### Problem
All records should be written out again exactly.

***** Given data

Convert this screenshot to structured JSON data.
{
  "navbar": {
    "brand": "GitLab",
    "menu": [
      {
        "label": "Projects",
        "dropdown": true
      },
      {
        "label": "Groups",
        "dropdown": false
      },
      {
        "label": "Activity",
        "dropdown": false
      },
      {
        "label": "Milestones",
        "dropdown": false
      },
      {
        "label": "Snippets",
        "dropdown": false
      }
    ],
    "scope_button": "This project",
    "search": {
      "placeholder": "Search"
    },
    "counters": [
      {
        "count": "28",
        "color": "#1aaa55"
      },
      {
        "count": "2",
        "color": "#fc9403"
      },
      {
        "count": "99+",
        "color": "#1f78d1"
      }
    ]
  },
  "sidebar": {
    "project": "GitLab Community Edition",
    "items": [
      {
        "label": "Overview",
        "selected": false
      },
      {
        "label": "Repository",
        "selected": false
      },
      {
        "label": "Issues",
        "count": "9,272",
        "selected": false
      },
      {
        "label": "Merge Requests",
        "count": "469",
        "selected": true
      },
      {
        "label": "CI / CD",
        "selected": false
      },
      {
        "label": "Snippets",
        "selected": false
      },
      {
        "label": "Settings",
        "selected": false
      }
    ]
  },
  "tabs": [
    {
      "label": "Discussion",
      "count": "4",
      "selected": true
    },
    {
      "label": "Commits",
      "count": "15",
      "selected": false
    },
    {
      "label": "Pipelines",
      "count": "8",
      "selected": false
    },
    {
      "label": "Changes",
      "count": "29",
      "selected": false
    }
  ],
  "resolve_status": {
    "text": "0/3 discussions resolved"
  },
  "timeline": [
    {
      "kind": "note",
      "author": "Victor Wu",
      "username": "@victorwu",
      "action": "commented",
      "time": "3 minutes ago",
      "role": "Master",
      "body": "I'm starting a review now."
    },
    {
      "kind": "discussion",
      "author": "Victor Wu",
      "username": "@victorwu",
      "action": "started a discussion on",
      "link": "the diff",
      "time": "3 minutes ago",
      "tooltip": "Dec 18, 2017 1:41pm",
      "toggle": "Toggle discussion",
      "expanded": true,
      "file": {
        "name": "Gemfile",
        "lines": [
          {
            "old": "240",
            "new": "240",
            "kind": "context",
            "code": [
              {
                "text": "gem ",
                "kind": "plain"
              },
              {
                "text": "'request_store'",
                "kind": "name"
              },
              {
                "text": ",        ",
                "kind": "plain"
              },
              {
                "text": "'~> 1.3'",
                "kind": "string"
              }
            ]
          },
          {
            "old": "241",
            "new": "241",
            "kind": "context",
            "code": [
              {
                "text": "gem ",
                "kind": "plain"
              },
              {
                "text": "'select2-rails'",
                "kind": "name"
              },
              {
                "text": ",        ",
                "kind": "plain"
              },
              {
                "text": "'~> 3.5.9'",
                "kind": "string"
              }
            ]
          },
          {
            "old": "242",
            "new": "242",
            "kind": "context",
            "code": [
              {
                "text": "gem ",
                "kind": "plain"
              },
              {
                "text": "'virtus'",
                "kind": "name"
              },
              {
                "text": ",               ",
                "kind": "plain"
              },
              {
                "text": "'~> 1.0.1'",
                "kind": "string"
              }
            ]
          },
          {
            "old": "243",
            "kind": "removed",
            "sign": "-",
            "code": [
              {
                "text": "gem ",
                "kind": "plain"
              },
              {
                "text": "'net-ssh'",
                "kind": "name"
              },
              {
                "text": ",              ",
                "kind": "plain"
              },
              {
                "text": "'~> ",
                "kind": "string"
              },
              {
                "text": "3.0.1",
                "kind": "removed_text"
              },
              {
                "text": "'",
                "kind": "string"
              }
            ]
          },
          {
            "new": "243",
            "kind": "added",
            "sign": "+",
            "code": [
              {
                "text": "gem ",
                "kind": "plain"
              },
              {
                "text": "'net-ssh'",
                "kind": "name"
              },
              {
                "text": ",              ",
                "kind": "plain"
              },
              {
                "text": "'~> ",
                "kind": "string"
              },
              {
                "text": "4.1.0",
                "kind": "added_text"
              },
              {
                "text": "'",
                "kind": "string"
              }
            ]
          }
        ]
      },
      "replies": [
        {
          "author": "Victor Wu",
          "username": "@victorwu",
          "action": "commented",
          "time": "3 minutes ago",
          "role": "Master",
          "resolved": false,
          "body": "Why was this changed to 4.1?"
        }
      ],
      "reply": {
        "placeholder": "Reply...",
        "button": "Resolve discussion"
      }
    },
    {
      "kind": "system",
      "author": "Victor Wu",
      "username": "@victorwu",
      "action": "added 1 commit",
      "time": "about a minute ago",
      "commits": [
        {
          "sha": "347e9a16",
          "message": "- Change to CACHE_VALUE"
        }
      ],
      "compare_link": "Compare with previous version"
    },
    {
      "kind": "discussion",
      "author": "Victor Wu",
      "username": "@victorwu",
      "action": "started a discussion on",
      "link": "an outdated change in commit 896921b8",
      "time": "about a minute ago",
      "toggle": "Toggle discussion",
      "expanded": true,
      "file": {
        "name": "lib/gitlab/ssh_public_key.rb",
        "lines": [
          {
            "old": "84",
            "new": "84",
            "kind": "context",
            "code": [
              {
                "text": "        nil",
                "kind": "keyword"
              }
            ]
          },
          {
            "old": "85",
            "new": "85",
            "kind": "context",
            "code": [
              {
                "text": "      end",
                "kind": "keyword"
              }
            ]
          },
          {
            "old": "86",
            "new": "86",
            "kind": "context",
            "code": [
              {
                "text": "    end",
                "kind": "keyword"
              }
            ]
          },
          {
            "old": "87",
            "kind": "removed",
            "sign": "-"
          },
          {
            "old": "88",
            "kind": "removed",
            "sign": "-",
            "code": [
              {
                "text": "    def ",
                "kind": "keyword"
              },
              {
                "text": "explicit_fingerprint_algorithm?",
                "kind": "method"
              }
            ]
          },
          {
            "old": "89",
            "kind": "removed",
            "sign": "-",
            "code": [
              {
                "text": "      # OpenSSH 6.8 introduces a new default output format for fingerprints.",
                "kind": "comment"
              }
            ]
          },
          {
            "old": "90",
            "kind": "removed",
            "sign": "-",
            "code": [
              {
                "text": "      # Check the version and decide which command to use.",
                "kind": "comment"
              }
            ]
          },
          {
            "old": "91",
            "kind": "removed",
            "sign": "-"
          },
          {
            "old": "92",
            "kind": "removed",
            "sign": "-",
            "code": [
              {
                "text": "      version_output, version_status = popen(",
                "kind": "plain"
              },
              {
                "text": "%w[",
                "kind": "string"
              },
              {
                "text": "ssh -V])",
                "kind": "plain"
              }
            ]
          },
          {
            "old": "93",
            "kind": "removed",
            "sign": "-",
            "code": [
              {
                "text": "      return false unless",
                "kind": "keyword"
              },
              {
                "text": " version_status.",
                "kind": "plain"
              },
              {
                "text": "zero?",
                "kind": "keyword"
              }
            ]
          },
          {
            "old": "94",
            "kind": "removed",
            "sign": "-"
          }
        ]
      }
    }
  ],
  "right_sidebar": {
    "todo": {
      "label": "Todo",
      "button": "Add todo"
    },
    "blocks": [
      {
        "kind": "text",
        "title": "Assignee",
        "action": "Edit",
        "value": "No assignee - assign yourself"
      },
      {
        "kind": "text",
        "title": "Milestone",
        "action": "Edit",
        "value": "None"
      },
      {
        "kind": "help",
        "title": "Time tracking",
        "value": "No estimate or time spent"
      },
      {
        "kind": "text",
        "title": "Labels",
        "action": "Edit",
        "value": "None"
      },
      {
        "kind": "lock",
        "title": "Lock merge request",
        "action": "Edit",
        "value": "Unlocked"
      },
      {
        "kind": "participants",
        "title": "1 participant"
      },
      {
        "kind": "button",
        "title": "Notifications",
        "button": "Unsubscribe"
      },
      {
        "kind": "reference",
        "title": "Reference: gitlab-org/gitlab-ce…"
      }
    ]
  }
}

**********

### Response area
Convert this screenshot to structured JSON data.
{
  "navbar": {
    "brand": "GitLab",
    "menu": [
      {
        "label": "Projects",
        "dropdown": true
      },
      {
        "label": "Groups",
        "dropdown": false
      },
      {
        "label": "Activity",
        "dropdown": false
      },
      {
        "label": "Milestones",
        "dropdown": false
      },
      {
        "label": "Snippets",
        "dropdown": false
      }
    ],
    "scope_button": "This project",
    "search": {
      "placeholder": "Search"
    },
    "counters": [
      {
        "count": "28",
        "color": "#1aaa55"
      },
      {
        "count": "2",
        "color": "#fc9403"
      },
      {
        "count": "99+",
        "color": "#1f78d1"
      }
    ]
  },
  "sidebar": {
    "project": "GitLab Community Edition",
    "items": [
      {
        "label": "Overview",
        "selected": false
      },
      {
        "label": "Repository",
        "selected": false
      },
      {
        "label": "Issues",
        "count": "9,272",
        "selected": false
      },
      {
        "label": "Merge Requests",
        "count": "469",
        "selected": true
      },
      {
        "label": "CI / CD",
        "selected": false
      },
      {
        "label": "Snippets",
        "selected": false
      },
      {
        "label": "Settings",
        "selected": false
      }
    ]
  },
  "tabs": [
    {
      "label": "Discussion",
      "count": "4",
      "selected": true
    },
    {
      "label": "Commits",
      "count": "15",
      "selected": false
    },
    {
      "label": "Pipelines",
      "count": "8",
      "selected": false
    },
    {
      "label": "Changes",
      "count": "29",
      "selected": false
    }
  ],
  "resolve_status": {
    "text": "0/3 discussions resolved"
  },
  "timeline": [
    {
      "kind": "note",
      "author": "Victor Wu",
      "username": "@victorwu",
      "action": "commented",
      "time": "3 minutes ago",
      "role": "Master",
      "body": "I'm starting a review now."
    },
    {
      "kind": "discussion",
      "author": "Victor Wu",
      "username": "@victorwu",
      "action": "started a discussion on",
      "link": "the diff",
      "time": "3 minutes ago",
      "tooltip": "Dec 18, 2017 1:41pm",
      "toggle": "Toggle discussion",
      "expanded": true,
      "file": {
        "name": "Gemfile",
        "lines": [
          {
            "old": "240",
            "new": "240",
            "kind": "context",
            "code": [
              {
                "text": "gem ",
                "kind": "plain"
              },
              {
                "text": "'request_store'",
                "kind": "name"
              },
              {
                "text": ",        ",
                "kind": "plain"
              },
              {
                "text": "'~> 1.3'",
                "kind": "string"
              }
            ]
          },
          {
            "old": "241",
            "new": "241",
            "kind": "context",
            "code": [
              {
                "text": "gem ",
                "kind": "plain"
              },
              {
                "text": "'select2-rails'",
                "kind": "name"
              },
              {
                "text": ",        ",
                "kind": "plain"
              },
              {
                "text": "'~> 3.5.9'",
                "kind": "string"
              }
            ]
          },
          {
            "old": "242",
            "new": "242",
            "kind": "context",
            "code": [
              {
                "text": "gem ",
                "kind": "plain"
              },
              {
                "text": "'virtus'",
                "kind": "name"
              },
              {
                "text": ",               ",
                "kind": "plain"
              },
              {
                "text": "'~> 1.0.1'",
                "kind": "string"
              }
            ]
          },
          {
            "old": "243",
            "kind": "removed",
            "sign": "-",
            "code": [
              {
                "text": "gem ",
                "kind": "plain"
              },
              {
                "text": "'net-ssh'",
                "kind": "name"
              },
              {
                "text": ",              ",
                "kind": "plain"
              },
              {
                "text": "'~> ",
                "kind": "string"
              },
              {
                "text": "3.0.1",
                "kind": "removed_text"
              },
              {
                "text": "'",
                "kind": "string"
              }
            ]
          },
          {
            "new": "243",
            "kind": "added",
            "sign": "+",
            "code": [
              {
                "text": "gem ",
                "kind": "plain"
              },
              {
                "text": "'net-ssh'",
                "kind": "name"
              },
              {
                "text": ",              ",
                "kind": "plain"
              },
              {
                "text": "'~> ",
                "kind": "string"
              },
              {
                "text": "4.1.0",
                "kind": "added_text"
              },
              {
                "text": "'",
                "kind": "string"
              }
            ]
          }
        ]
      },
      "replies": [
        {
          "author": "Victor Wu",
          "username": "@victorwu",
          "action": "commented",
          "time": "3 minutes ago",
          "role": "Master",
          "resolved": false,
          "body": "Why was this changed to 4.1?"
        }
      ],
      "reply": {
        "placeholder": "Reply...",
        "button": "Resolve discussion"
      }
    },
    {
      "kind": "system",
      "author": "Victor Wu",
      "username": "@victorwu",
      "action": "added 1 commit",
      "time": "about a minute ago",
      "commits": [
        {
          "sha": "347e9a16",
          "message": "- Change to CACHE_VALUE"
        }
      ],
      "compare_link": "Compare with previous version"
    },
    {
      "kind": "discussion",
      "author": "Victor Wu",
      "username": "@victorwu",
      "action": "started a discussion on",
      "link": "an outdated change in commit 896921b8",
      "time": "about a minute ago",
      "toggle": "Toggle discussion",
      "expanded": true,
      "file": {
        "name": "lib/gitlab/ssh_public_key.rb",
        "lines": [
          {
            "old": "84",
            "new": "84",
            "kind": "context",
            "code": [
              {
                "text": "        nil",
                "kind": "keyword"
              }
            ]
          },
          {
            "old": "85",
            "new": "85",
            "kind": "context",
            "code": [
              {
                "text": "      end",
                "kind": "keyword"
              }
            ]
          },
          {
            "old": "86",
            "new": "86",
            "kind": "context",
            "code": [
              {
                "text": "    end",
                "kind": "keyword"
              }
            ]
          },
          {
            "old": "87",
            "kind": "removed",
            "sign": "-"
          },
          {
            "old": "88",
            "kind": "removed",
            "sign": "-",
            "code": [
              {
                "text": "    def ",
                "kind": "keyword"
              },
              {
                "text": "explicit_fingerprint_algorithm?",
                "kind": "method"
              }
            ]
          },
          {
            "old": "89",
            "kind": "removed",
            "sign": "-",
            "code": [
              {
                "text": "      # OpenSSH 6.8 introduces a new default output format for fingerprints.",
                "kind": "comment"
              }
            ]
          },
          {
            "old": "90",
            "kind": "removed",
            "sign": "-",
            "code": [
              {
                "text": "      # Check the version and decide which command to use.",
                "kind": "comment"
              }
            ]
          },
          {
            "old": "91",
            "kind": "removed",
            "sign": "-"
          },
          {
            "old": "92",
            "kind": "removed",
            "sign": "-",
            "code": [
              {
                "text": "      version_output, version_status = popen(",
                "kind": "plain"
              },
              {
                "text": "%w[",
                "kind": "string"
              },
              {
                "text": "ssh -V])",
                "kind": "plain"
              }
            ]
          },
          {
            "old": "93",
            "kind": "removed",
            "sign": "-",
            "code": [
              {
                "text": "      return false unless",
                "kind": "keyword"
              },
              {
                "text": " version_status.",
                "kind": "plain"
              },
              {
                "text": "zero?",
                "kind": "keyword"
              }
            ]
          },
          {
            "old": "94",
            "kind": "removed",
            "sign": "-"
          }
        ]
      }
    }
  ],
  "right_sidebar": {
    "todo": {
      "label": "Todo",
      "button": "Add todo"
    },
    "blocks": [
      {
        "kind": "text",
        "title": "Assignee",
        "action": "Edit",
        "value": "No assignee - assign yourself"
      },
      {
        "kind": "text",
        "title": "Milestone",
        "action": "Edit",
        "value": "None"
      },
      {
        "kind": "help",
        "title": "Time tracking",
        "value": "No estimate or time spent"
      },
      {
        "kind": "text",
        "title": "Labels",
        "action": "Edit",
        "value": "None"
      },
      {
        "kind": "lock",
        "title": "Lock merge request",
        "action": "Edit",
        "value": "Unlocked"
      },
      {
        "kind": "participants",
        "title": "1 participant"
      },
      {
        "kind": "button",
        "title": "Notifications",
        "button": "Unsubscribe"
      },
      {
        "kind": "reference",
        "title": "Reference: gitlab-org/gitlab-ce…"
      }
    ]
  }
}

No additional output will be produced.